I was a reluctant vegan. There is no doubt about it. I was also a resentful, pissed off, angry vegan. To be honest I was not pleasant to be around. I had a great big “I have to do this” vegan chip on my shoulder. You see I did not have a choice. I was diagnosed with a disease where conventional medicine does not offer much hope in terms of recovery. 1 year after diagnosis, I was onto my 4th Neurologist (I will not use an adjective for this species; if you have nothing nice to say, it is better to say nothing at all). I had twice been put on a medication that I genuinely believed was going to kill me. When I told one Neurologist that I found it difficult to function on the medication he was insisting I go back on, his response was “well you will find it a lot harder to cope when you are in a wheel-chair”. He was a gem.
Then I found George Jelinek and his evidence based, medical based research was to me a no-brainer. So lifestyle change it was. But even though it was the only glimmer of hope I had found in a year (and it was not a glimmer, it was a great big ball of fire type of hope), I was still resentful. All I could think about was my Dacquoise with white chocolate cream, my bacon and egg sandwiches, cheese cake dripping with lemon curd and Burgers so good they made your eyes roll back in your head. Initially I just did not get it. Instead I focussed on what I was going to be missing out on. I saw the rest of my life as an endless buffet of lentils, tofu and bowls of dahl. I was momentarily in hell. It took me some time, possibly another year to lose the resentment and start to actually enjoy the process of eating in a way that was going to guarantee me a long, healthy and happy life. The more I experiment with food, the more I wonder what new recipes I am going to cook, the more I revisit a growing number of vegan favourites, the more I realise that for a while I was possibly nothing short of being a little resentful turd.
I had a bad week with my chickens last week. I was away for work and my mum alerted me to the fact that the gate had been left open. They have a lovely big old shed in the middle of my ramshackle old yard and the back half of the yard is fenced off from the dogs. If that doesn’t make sense, just image a big old overgrown yard with a tin shed in the corner that is usually securely fenced. My chickens have a happy free ranging home. Mum had found Bossy, my big rooster wandering in the front yard and had managed to get him back into the shed, but as my two children were with her she had not wanted to check out the rest of the damage. I was heart-broken and imagined Bossy stumbling about the yard in a Post-traumatised daze and I could not imagine any other survivors. I had 5 hens, 6 toddlers and 3 new babies and I could not think that they had survived Kevin and Rosie unleashed.

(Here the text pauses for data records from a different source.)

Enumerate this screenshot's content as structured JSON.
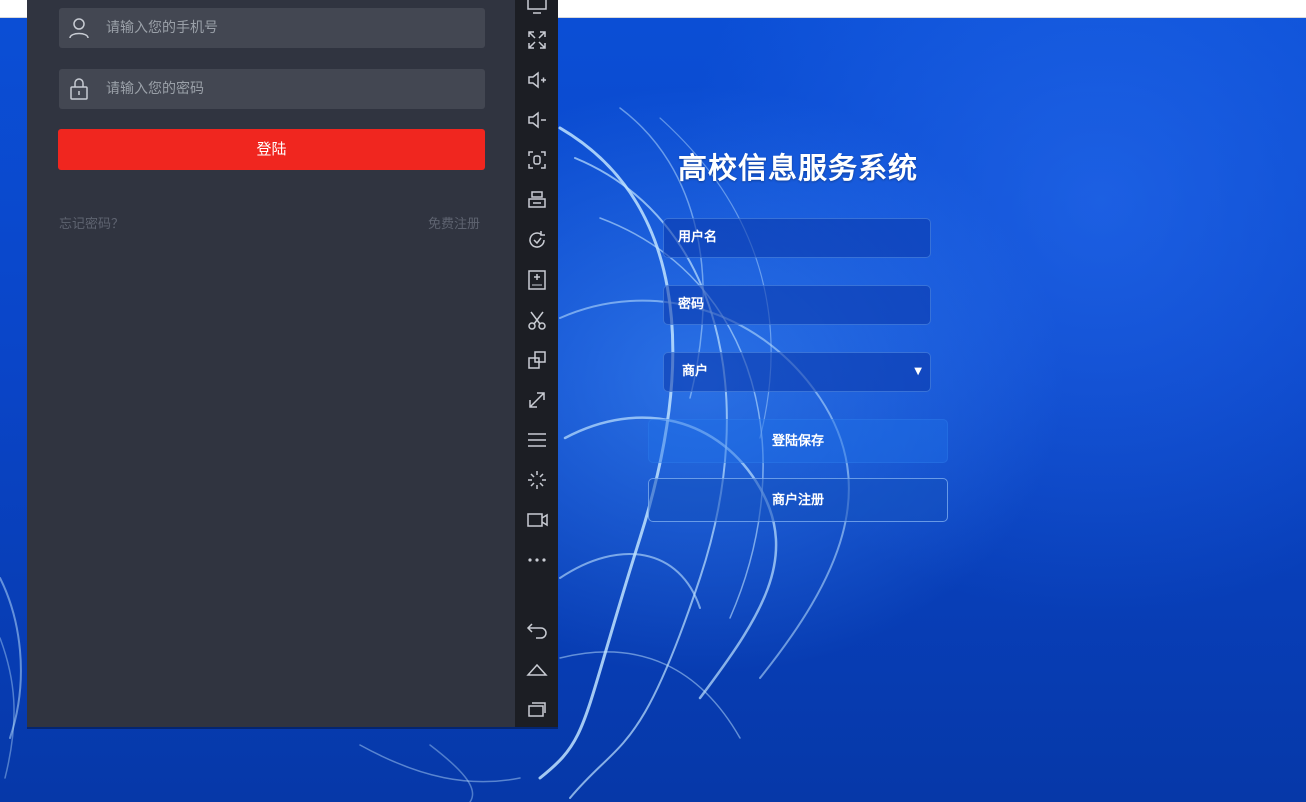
{
  "webpage": {
    "title": "高校信息服务系统",
    "username_placeholder": "用户名",
    "password_placeholder": "密码",
    "role_select_value": "商户",
    "save_login_button": "登陆保存",
    "merchant_register_button": "商户注册"
  },
  "emulator": {
    "phone_placeholder": "请输入您的手机号",
    "password_placeholder": "请输入您的密码",
    "login_button": "登陆",
    "forgot_password": "忘记密码？",
    "free_register": "免费注册",
    "toolbar_icons": [
      "monitor-icon",
      "fullscreen-icon",
      "volume-up-icon",
      "volume-down-icon",
      "screenshot-icon",
      "printer-icon",
      "rotate-icon",
      "install-apk-icon",
      "scissors-icon",
      "multi-window-icon",
      "resize-icon",
      "menu-icon",
      "loading-icon",
      "video-record-icon",
      "more-icon",
      "back-icon",
      "home-icon",
      "recent-apps-icon"
    ]
  },
  "colors": {
    "accent_red": "#f0261f",
    "emulator_bg": "#303440",
    "web_blue": "#0a45c8"
  }
}
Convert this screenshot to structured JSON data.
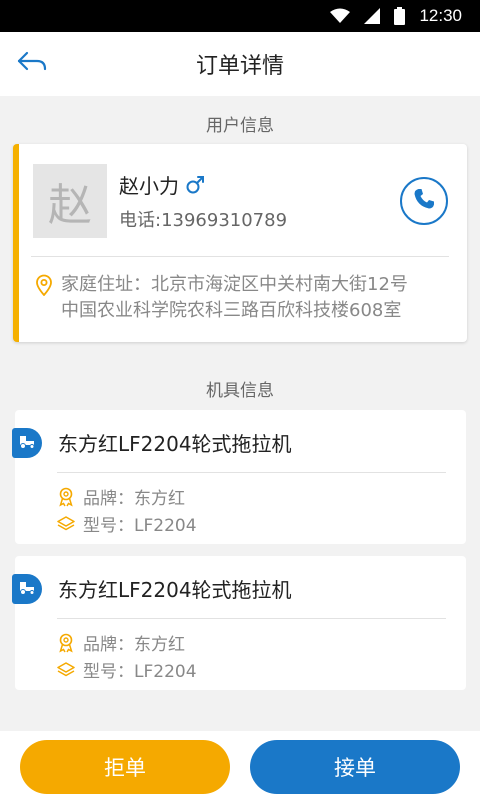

I did not sleep all night and got up at 6am to drive home. When I got home, one of my hens was dead and 2 of the babies and 1 of the toddlers had gone to a better chicken place. I was so thankful that that was the only damage. But from the look of the coop and the feathers everywhere I was certain that they had been terrorised for several hours and that broke my heart. So I spent the next few mornings with the chooks. Bossy was guarding his brood, the toddlers had lost their mum, but a hen who had lost her tail feathers was valiantly looking after them. They were usually friendly chickens but those first few mornings after the gate episode they appeared more human than I could ever explain. Then I realised something else, for a long time I have included seafood in my diet but I realised looking at Bossy guarding his hens that I could not remember the last time I had eaten seafood. And I had lost the desire. It seems that somehow I had gone from being a reluctant vegan to a vegan full stop.
I am not sure what the tipping point was for me. Perhaps it was a huge help that I am making tastier meals that are a genuine treat to eat rather than a perceived ordeal. Perhaps it was Cecil the Lion and that awful dentist. Perhaps it was Arturo the Polar Bear floundering in an Argentinian Zoo. Or maybe it was realising that I simply love my chickens and their personalities. It could have also been watching “Black Fish” – now whenever seafood crosses my mind I think of Tillikum floundering in captivity and seafood makes me want to cry. It could have been a diagnosis. It could have been lots of things.
I am not sure what it was. But at some stage I become a vegan without a hint of reluctance. 2 1/2 years ago I would never have thought it possible. In fact I have simply gone all Pollyanna about it. It makes me glad.